Work instructions – Please indicate the number of lines in the listing below that include the string "July"; add nothing else.

The data –

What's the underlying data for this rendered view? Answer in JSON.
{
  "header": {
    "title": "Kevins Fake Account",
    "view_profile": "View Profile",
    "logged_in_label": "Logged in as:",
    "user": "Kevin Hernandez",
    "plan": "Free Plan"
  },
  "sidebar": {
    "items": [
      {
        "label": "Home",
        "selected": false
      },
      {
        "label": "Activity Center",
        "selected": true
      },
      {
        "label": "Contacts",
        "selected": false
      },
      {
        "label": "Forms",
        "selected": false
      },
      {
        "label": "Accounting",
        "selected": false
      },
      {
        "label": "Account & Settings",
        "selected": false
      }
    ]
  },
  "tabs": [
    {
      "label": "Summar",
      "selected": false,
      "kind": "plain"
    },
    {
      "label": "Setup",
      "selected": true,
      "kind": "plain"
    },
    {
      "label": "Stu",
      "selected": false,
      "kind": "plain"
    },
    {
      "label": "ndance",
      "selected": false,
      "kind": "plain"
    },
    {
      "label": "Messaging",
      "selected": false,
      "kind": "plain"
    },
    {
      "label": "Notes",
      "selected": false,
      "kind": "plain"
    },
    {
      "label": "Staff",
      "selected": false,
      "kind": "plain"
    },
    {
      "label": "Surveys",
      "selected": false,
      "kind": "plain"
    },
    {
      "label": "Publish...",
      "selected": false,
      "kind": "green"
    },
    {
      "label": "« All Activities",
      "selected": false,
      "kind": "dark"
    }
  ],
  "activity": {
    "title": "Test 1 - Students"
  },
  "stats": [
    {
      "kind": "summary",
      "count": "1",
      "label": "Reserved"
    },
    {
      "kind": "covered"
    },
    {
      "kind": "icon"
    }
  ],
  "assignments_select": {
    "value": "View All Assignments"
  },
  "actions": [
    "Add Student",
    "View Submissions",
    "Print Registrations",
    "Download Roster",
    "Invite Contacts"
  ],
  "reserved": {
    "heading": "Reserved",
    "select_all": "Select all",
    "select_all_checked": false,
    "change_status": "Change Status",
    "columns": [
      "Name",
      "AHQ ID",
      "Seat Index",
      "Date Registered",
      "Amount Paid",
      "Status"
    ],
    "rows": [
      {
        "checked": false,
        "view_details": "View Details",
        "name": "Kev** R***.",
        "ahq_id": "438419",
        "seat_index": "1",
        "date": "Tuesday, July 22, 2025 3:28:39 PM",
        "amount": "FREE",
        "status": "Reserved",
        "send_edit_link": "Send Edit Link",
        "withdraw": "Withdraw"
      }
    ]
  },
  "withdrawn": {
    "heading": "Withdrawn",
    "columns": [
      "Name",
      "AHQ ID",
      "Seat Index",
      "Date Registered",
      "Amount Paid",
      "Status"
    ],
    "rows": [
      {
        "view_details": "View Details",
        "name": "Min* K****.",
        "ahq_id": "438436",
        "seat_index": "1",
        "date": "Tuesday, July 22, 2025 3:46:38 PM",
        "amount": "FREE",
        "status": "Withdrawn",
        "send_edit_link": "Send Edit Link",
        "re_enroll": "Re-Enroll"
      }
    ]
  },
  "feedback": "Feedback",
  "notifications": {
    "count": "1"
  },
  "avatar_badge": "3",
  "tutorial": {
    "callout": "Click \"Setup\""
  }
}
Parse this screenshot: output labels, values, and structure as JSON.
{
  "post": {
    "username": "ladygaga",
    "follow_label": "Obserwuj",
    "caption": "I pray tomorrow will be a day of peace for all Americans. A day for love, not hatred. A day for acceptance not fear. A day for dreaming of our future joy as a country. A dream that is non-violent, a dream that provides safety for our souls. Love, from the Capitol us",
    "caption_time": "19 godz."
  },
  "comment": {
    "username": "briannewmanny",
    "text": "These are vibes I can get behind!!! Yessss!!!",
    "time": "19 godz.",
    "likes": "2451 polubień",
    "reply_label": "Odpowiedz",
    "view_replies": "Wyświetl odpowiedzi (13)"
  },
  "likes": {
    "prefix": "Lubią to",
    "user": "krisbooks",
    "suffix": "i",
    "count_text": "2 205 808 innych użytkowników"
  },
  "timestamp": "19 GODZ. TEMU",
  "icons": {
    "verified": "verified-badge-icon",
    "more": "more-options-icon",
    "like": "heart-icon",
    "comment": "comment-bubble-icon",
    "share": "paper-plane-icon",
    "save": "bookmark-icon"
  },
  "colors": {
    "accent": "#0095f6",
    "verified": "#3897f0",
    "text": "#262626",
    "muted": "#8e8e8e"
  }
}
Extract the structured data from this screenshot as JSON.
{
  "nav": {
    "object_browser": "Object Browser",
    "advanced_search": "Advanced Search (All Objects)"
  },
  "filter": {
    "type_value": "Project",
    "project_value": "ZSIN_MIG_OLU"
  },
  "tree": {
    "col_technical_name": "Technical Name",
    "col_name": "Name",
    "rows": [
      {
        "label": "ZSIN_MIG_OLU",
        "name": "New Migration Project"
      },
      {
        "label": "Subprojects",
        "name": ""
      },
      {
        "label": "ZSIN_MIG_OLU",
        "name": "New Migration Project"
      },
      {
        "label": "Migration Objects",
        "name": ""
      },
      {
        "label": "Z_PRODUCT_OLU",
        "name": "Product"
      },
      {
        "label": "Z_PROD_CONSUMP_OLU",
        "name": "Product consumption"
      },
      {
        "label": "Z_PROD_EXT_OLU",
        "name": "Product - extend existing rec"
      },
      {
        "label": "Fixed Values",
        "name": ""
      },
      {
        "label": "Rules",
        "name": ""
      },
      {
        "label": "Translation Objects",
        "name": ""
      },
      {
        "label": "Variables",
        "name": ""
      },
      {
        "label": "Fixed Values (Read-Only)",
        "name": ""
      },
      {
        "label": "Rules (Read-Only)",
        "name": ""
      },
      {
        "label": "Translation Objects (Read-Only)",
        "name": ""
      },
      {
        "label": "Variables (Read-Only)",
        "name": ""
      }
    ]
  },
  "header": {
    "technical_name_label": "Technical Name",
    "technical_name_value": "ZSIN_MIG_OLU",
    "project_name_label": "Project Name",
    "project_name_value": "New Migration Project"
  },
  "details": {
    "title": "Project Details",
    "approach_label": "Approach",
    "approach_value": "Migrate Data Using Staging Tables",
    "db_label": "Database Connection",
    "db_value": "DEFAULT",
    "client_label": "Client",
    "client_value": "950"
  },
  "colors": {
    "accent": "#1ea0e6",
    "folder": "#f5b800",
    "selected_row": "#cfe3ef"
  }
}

Response area – 2